The weather was close to perfect throughout the whole tour – temperature was in the mid 20’s, the ocean was deep blue and warm, and there was enough wind to make the event exciting. But the stop in Cannes for the Regates Royale, was a bit more trying with one day of very strong winds and another where a thunderstorm totally obliterated visibility. Everyone was soaked, but the experience getting warmed up from a wave over the bow was a refreshing change from our local icy waters. And on a beam reach with winds over 20 kts, it was a little disconcerting to learn that Lady Van could come close to “bone-yarding” where the surfing stern wave catches the bow wave and causes water to cascade over the whole boat. With Lady Van’s open cockpit, constant pumping and the 2 inch coaming were all that kept her afloat.
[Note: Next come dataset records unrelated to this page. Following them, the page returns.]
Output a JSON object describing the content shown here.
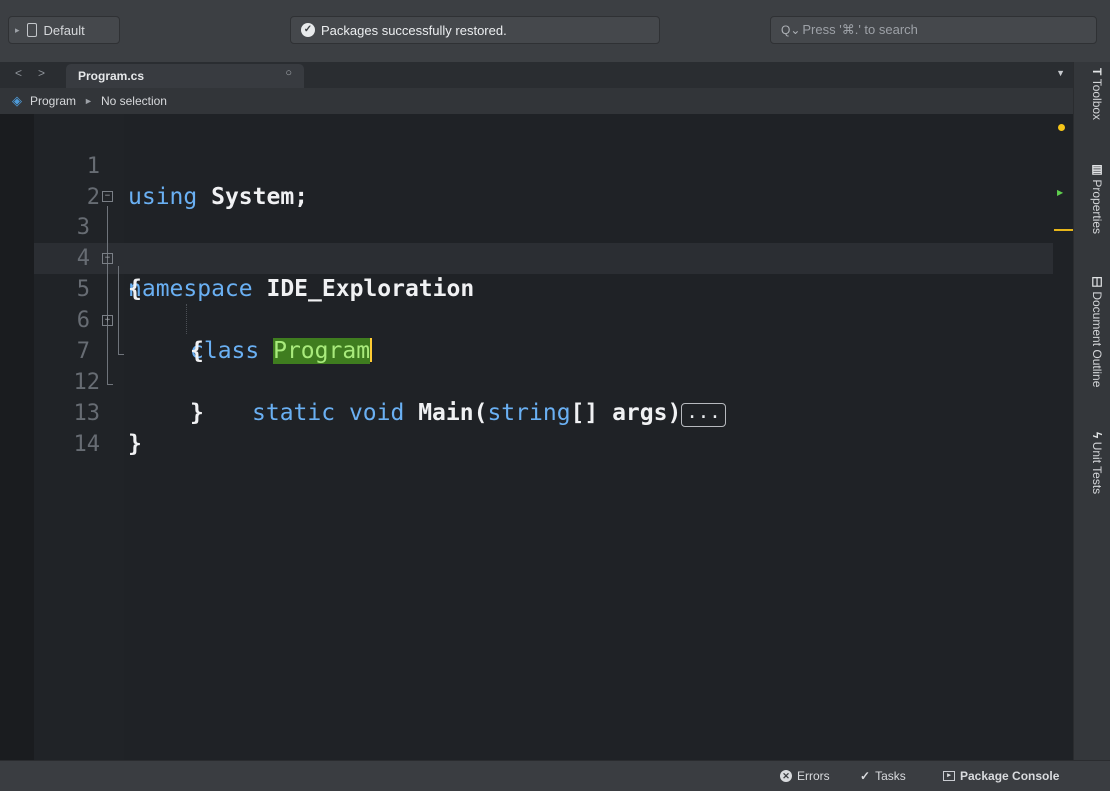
{
  "toolbar": {
    "configuration": "Default",
    "status_text": "Packages successfully restored.",
    "search_placeholder": "Press '⌘.' to search"
  },
  "tab": {
    "file_name": "Program.cs"
  },
  "breadcrumb": {
    "item": "Program",
    "selection": "No selection"
  },
  "editor": {
    "lines": [
      {
        "number": "1",
        "text": "using System;"
      },
      {
        "number": "2",
        "text": ""
      },
      {
        "number": "3",
        "text": "namespace IDE_Exploration"
      },
      {
        "number": "4",
        "text": "{"
      },
      {
        "number": "5",
        "text": "class Program"
      },
      {
        "number": "6",
        "text": "{"
      },
      {
        "number": "7",
        "text": "static void Main(string[] args)"
      },
      {
        "number": "12",
        "text": "}"
      },
      {
        "number": "13",
        "text": "}"
      },
      {
        "number": "14",
        "text": ""
      }
    ],
    "tokens": {
      "using": "using",
      "system": "System;",
      "namespace": "namespace",
      "ns_name": "IDE_Exploration",
      "brace_open": "{",
      "brace_close": "}",
      "class": "class",
      "class_name": "Program",
      "static": "static",
      "void": "void",
      "main": "Main(",
      "string": "string",
      "args": "[] args)",
      "collapsed": "..."
    },
    "current_line": 5
  },
  "side_pads": {
    "toolbox": "Toolbox",
    "properties": "Properties",
    "document_outline": "Document Outline",
    "unit_tests": "Unit Tests"
  },
  "status_bar": {
    "errors": "Errors",
    "tasks": "Tasks",
    "package_console": "Package Console"
  },
  "colors": {
    "keyword": "#6ab0f3",
    "highlight_bg": "#3f7d1f",
    "highlight_fg": "#a9eb7c",
    "cursor": "#ffcc33",
    "marker_warning": "#f5c518",
    "marker_ok": "#5fcf4e"
  }
}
The last stop at Les Voiles de St. Tropez is the most celebrated regatta in France and has to be the ultimate yacht racing experience. While the courses were mundane and the weather benign, the whole harbour was choked with classic yachts, an equal number of modern racing sleds and sportboats, and the uber-modern Wally Centuro fleet – over 300 boats in all crowded into a harbour not much larger than Jericho marina. And it seemed like everyone in the whole south of France was on the water in spectator boats to watch. It was a scene out of a movie with the competing raing and classic yachts, super-yachts with their splashy tenders, ferries, normal cruising boats, fishboats and anything else that floated all crowded together and vying for space on the water. And the town was electric with the presence of Les Voiles, including hosting a parade of the crews where the Lady Van team made appropriate fools of themselves with moose hats and the red mittens from the Olympics.
But it all had to come to an end. After St. Tropez event, Lady Van was moved to a boatyard for re-packaging and then trucked to Marseilles for the return voyage via containership; and arrived back in Vancouver on November 27 and was unshipped from the container and put up for the winter.
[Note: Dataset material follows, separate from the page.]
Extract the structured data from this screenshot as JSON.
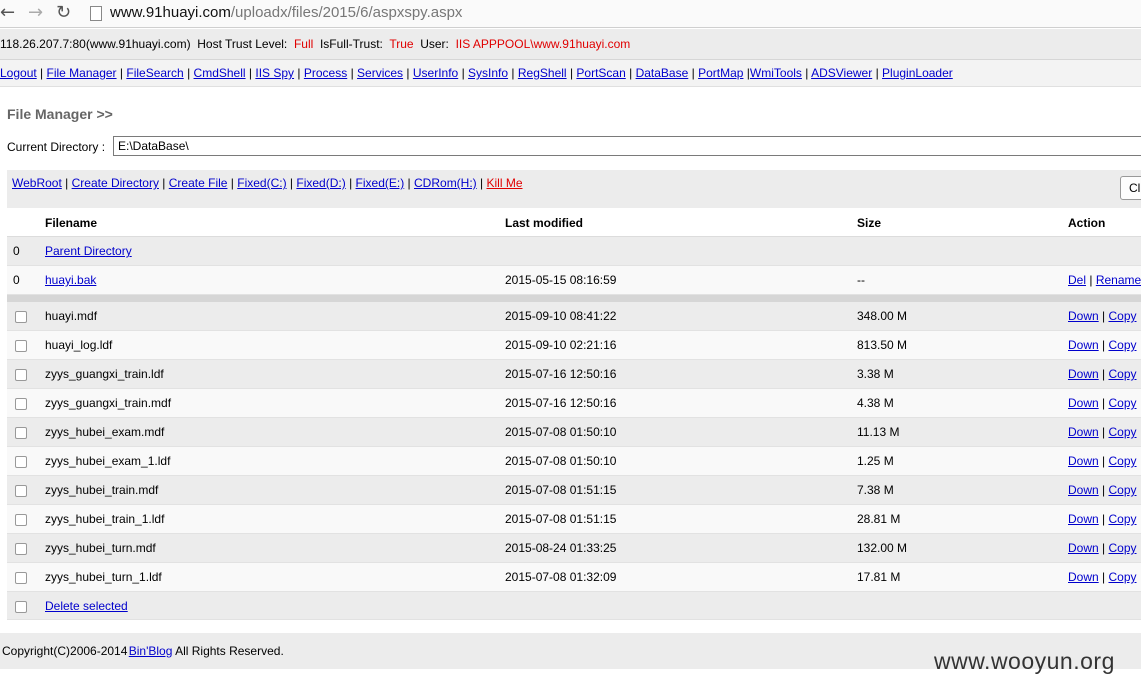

Our friends on Aloha had so much fun they decided to leave their boat on the hard in St. Tropez to make for an easy return for competition in 2013. One would not have to think too hard about wanting to join them for a repeat of the great events and great times next year.
Prior to departure Lady Van was restored to Boat Show condition in at Strait Marine in Steveston, BC (2 years of hard racing has left a few dents and scars).
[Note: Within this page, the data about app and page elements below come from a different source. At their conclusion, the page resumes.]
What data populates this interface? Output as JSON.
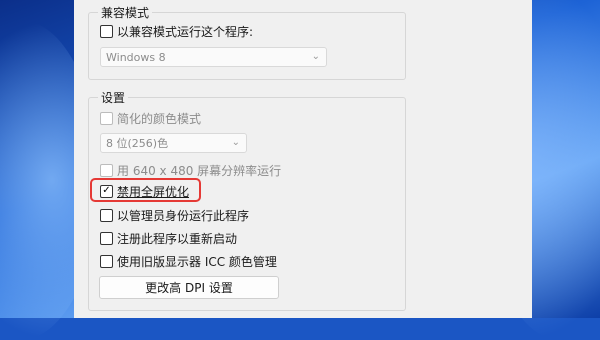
{
  "compat_group": {
    "title": "兼容模式",
    "run_compat_label": "以兼容模式运行这个程序:",
    "os_select_value": "Windows 8"
  },
  "settings_group": {
    "title": "设置",
    "reduced_color_label": "简化的颜色模式",
    "color_select_value": "8 位(256)色",
    "resolution_label": "用 640 x 480 屏幕分辨率运行",
    "disable_fullscreen_label": "禁用全屏优化",
    "run_as_admin_label": "以管理员身份运行此程序",
    "register_restart_label": "注册此程序以重新启动",
    "legacy_icc_label": "使用旧版显示器 ICC 颜色管理",
    "dpi_button_label": "更改高 DPI 设置"
  },
  "states": {
    "run_compat": "unchecked",
    "reduced_color": "disabled",
    "resolution_640": "disabled",
    "disable_fullscreen": "checked",
    "run_as_admin": "unchecked",
    "register_restart": "unchecked",
    "legacy_icc": "unchecked"
  },
  "colors": {
    "highlight_box": "#e53935",
    "dialog_bg": "#f0f0f0"
  }
}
A key part of the preparation will be repairing a couple of scrapes in the topsides resulting from close quarter sailing against arch-rival Aloha (who will also be making the trip to Europe) and a full repaint job. After all we want the old gal looking her best for showing off along the piers of the Riviera.
Also needing repair are the decks to remove dings in the coating and wood from the banging of spinnaker gear, poles, and hard metal bits on sails, etc. Here is the repair of the mast partners after the affair of almost loosing the rig on Day 1 of the Alexandra Cup
Here is a picture halfway through the most complex task of sawing the mast in half, as the 50 ft. mast will not fit into a 40 ft container. The next step was the removal of reinforcement fittings to allow the installation of a sleeve, and then refinishing.
All arrangements being organized by Aquamar Shipping Inc.